Task objective
Below are some records; repeat them all exactly, minus the pictures.

Records drawn from a dataset
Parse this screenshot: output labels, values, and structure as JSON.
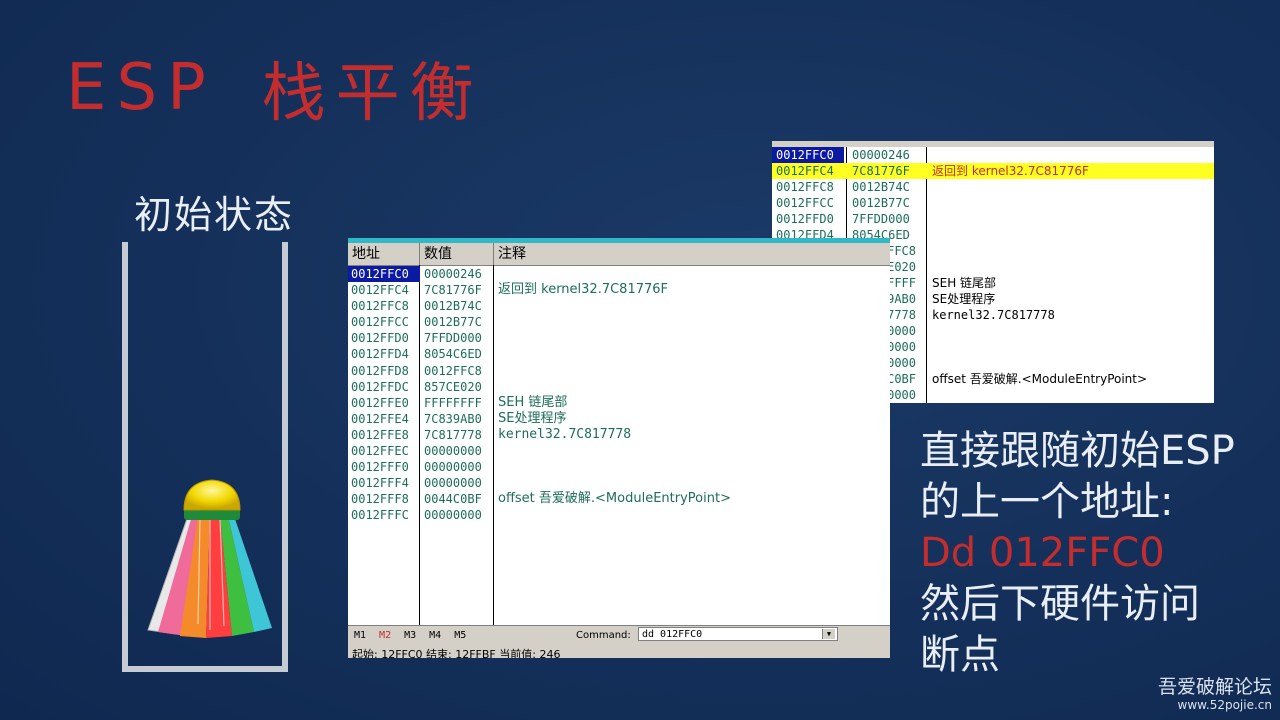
{
  "slide": {
    "title_latin": "ESP",
    "title_cjk": "栈平衡",
    "init_label": "初始状态"
  },
  "main_window": {
    "headers": [
      "地址",
      "数值",
      "注释"
    ],
    "rows": [
      {
        "addr": "0012FFC0",
        "val": "00000246",
        "comment": "",
        "selected": true
      },
      {
        "addr": "0012FFC4",
        "val": "7C81776F",
        "comment": "返回到 kernel32.7C81776F"
      },
      {
        "addr": "0012FFC8",
        "val": "0012B74C",
        "comment": ""
      },
      {
        "addr": "0012FFCC",
        "val": "0012B77C",
        "comment": ""
      },
      {
        "addr": "0012FFD0",
        "val": "7FFDD000",
        "comment": ""
      },
      {
        "addr": "0012FFD4",
        "val": "8054C6ED",
        "comment": ""
      },
      {
        "addr": "0012FFD8",
        "val": "0012FFC8",
        "comment": ""
      },
      {
        "addr": "0012FFDC",
        "val": "857CE020",
        "comment": ""
      },
      {
        "addr": "0012FFE0",
        "val": "FFFFFFFF",
        "comment": "SEH 链尾部"
      },
      {
        "addr": "0012FFE4",
        "val": "7C839AB0",
        "comment": "SE处理程序"
      },
      {
        "addr": "0012FFE8",
        "val": "7C817778",
        "comment": "kernel32.7C817778"
      },
      {
        "addr": "0012FFEC",
        "val": "00000000",
        "comment": ""
      },
      {
        "addr": "0012FFF0",
        "val": "00000000",
        "comment": ""
      },
      {
        "addr": "0012FFF4",
        "val": "00000000",
        "comment": ""
      },
      {
        "addr": "0012FFF8",
        "val": "0044C0BF",
        "comment": "offset 吾爱破解.<ModuleEntryPoint>"
      },
      {
        "addr": "0012FFFC",
        "val": "00000000",
        "comment": ""
      }
    ],
    "tabs": [
      "M1",
      "M2",
      "M3",
      "M4",
      "M5"
    ],
    "command_label": "Command:",
    "command_value": "dd 012FFC0",
    "status_text": "起始: 12FFC0 结束: 12FFBF 当前值: 246"
  },
  "secondary_window": {
    "rows": [
      {
        "addr": "0012FFC0",
        "val": "00000246",
        "comment": "",
        "selected": true
      },
      {
        "addr": "0012FFC4",
        "val": "7C81776F",
        "comment": "返回到 kernel32.7C81776F",
        "highlight": true
      },
      {
        "addr": "0012FFC8",
        "val": "0012B74C",
        "comment": ""
      },
      {
        "addr": "0012FFCC",
        "val": "0012B77C",
        "comment": ""
      },
      {
        "addr": "0012FFD0",
        "val": "7FFDD000",
        "comment": ""
      },
      {
        "addr": "0012FFD4",
        "val": "8054C6ED",
        "comment": ""
      },
      {
        "addr": "",
        "val": "FFC8",
        "comment": ""
      },
      {
        "addr": "",
        "val": "E020",
        "comment": ""
      },
      {
        "addr": "",
        "val": "FFFF",
        "comment": "SEH 链尾部"
      },
      {
        "addr": "",
        "val": "9AB0",
        "comment": "SE处理程序"
      },
      {
        "addr": "",
        "val": "7778",
        "comment": "kernel32.7C817778"
      },
      {
        "addr": "",
        "val": "0000",
        "comment": ""
      },
      {
        "addr": "",
        "val": "0000",
        "comment": ""
      },
      {
        "addr": "",
        "val": "0000",
        "comment": ""
      },
      {
        "addr": "",
        "val": "C0BF",
        "comment": "offset 吾爱破解.<ModuleEntryPoint>"
      },
      {
        "addr": "",
        "val": "0000",
        "comment": ""
      }
    ]
  },
  "explanation": {
    "line1": "直接跟随初始ESP",
    "line2": "的上一个地址:",
    "line3": "Dd 012FFC0",
    "line4": "然后下硬件访问",
    "line5": "断点"
  },
  "footer": {
    "brand": "吾爱破解论坛",
    "url": "www.52pojie.cn"
  },
  "colors": {
    "background": "#15305a",
    "title_red": "#c42d2d",
    "text_white": "#e9eef5",
    "row_green": "#1c6d5a",
    "selection_blue": "#0b1aa0",
    "highlight_yellow": "#ffff22"
  }
}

Problem solution
Parse this screenshot: output labels, values, and structure as JSON.
{
  "slide": {
    "title_latin": "ESP",
    "title_cjk": "栈平衡",
    "init_label": "初始状态"
  },
  "main_window": {
    "headers": [
      "地址",
      "数值",
      "注释"
    ],
    "rows": [
      {
        "addr": "0012FFC0",
        "val": "00000246",
        "comment": "",
        "selected": true
      },
      {
        "addr": "0012FFC4",
        "val": "7C81776F",
        "comment": "返回到 kernel32.7C81776F"
      },
      {
        "addr": "0012FFC8",
        "val": "0012B74C",
        "comment": ""
      },
      {
        "addr": "0012FFCC",
        "val": "0012B77C",
        "comment": ""
      },
      {
        "addr": "0012FFD0",
        "val": "7FFDD000",
        "comment": ""
      },
      {
        "addr": "0012FFD4",
        "val": "8054C6ED",
        "comment": ""
      },
      {
        "addr": "0012FFD8",
        "val": "0012FFC8",
        "comment": ""
      },
      {
        "addr": "0012FFDC",
        "val": "857CE020",
        "comment": ""
      },
      {
        "addr": "0012FFE0",
        "val": "FFFFFFFF",
        "comment": "SEH 链尾部"
      },
      {
        "addr": "0012FFE4",
        "val": "7C839AB0",
        "comment": "SE处理程序"
      },
      {
        "addr": "0012FFE8",
        "val": "7C817778",
        "comment": "kernel32.7C817778"
      },
      {
        "addr": "0012FFEC",
        "val": "00000000",
        "comment": ""
      },
      {
        "addr": "0012FFF0",
        "val": "00000000",
        "comment": ""
      },
      {
        "addr": "0012FFF4",
        "val": "00000000",
        "comment": ""
      },
      {
        "addr": "0012FFF8",
        "val": "0044C0BF",
        "comment": "offset 吾爱破解.<ModuleEntryPoint>"
      },
      {
        "addr": "0012FFFC",
        "val": "00000000",
        "comment": ""
      }
    ],
    "tabs": [
      "M1",
      "M2",
      "M3",
      "M4",
      "M5"
    ],
    "command_label": "Command:",
    "command_value": "dd 012FFC0",
    "status_text": "起始: 12FFC0 结束: 12FFBF 当前值: 246"
  },
  "secondary_window": {
    "rows": [
      {
        "addr": "0012FFC0",
        "val": "00000246",
        "comment": "",
        "selected": true
      },
      {
        "addr": "0012FFC4",
        "val": "7C81776F",
        "comment": "返回到 kernel32.7C81776F",
        "highlight": true
      },
      {
        "addr": "0012FFC8",
        "val": "0012B74C",
        "comment": ""
      },
      {
        "addr": "0012FFCC",
        "val": "0012B77C",
        "comment": ""
      },
      {
        "addr": "0012FFD0",
        "val": "7FFDD000",
        "comment": ""
      },
      {
        "addr": "0012FFD4",
        "val": "8054C6ED",
        "comment": ""
      },
      {
        "addr": "",
        "val": "FFC8",
        "comment": ""
      },
      {
        "addr": "",
        "val": "E020",
        "comment": ""
      },
      {
        "addr": "",
        "val": "FFFF",
        "comment": "SEH 链尾部"
      },
      {
        "addr": "",
        "val": "9AB0",
        "comment": "SE处理程序"
      },
      {
        "addr": "",
        "val": "7778",
        "comment": "kernel32.7C817778"
      },
      {
        "addr": "",
        "val": "0000",
        "comment": ""
      },
      {
        "addr": "",
        "val": "0000",
        "comment": ""
      },
      {
        "addr": "",
        "val": "0000",
        "comment": ""
      },
      {
        "addr": "",
        "val": "C0BF",
        "comment": "offset 吾爱破解.<ModuleEntryPoint>"
      },
      {
        "addr": "",
        "val": "0000",
        "comment": ""
      }
    ]
  },
  "explanation": {
    "line1": "直接跟随初始ESP",
    "line2": "的上一个地址:",
    "line3": "Dd 012FFC0",
    "line4": "然后下硬件访问",
    "line5": "断点"
  },
  "footer": {
    "brand": "吾爱破解论坛",
    "url": "www.52pojie.cn"
  },
  "colors": {
    "background": "#15305a",
    "title_red": "#c42d2d",
    "text_white": "#e9eef5",
    "row_green": "#1c6d5a",
    "selection_blue": "#0b1aa0",
    "highlight_yellow": "#ffff22"
  }
}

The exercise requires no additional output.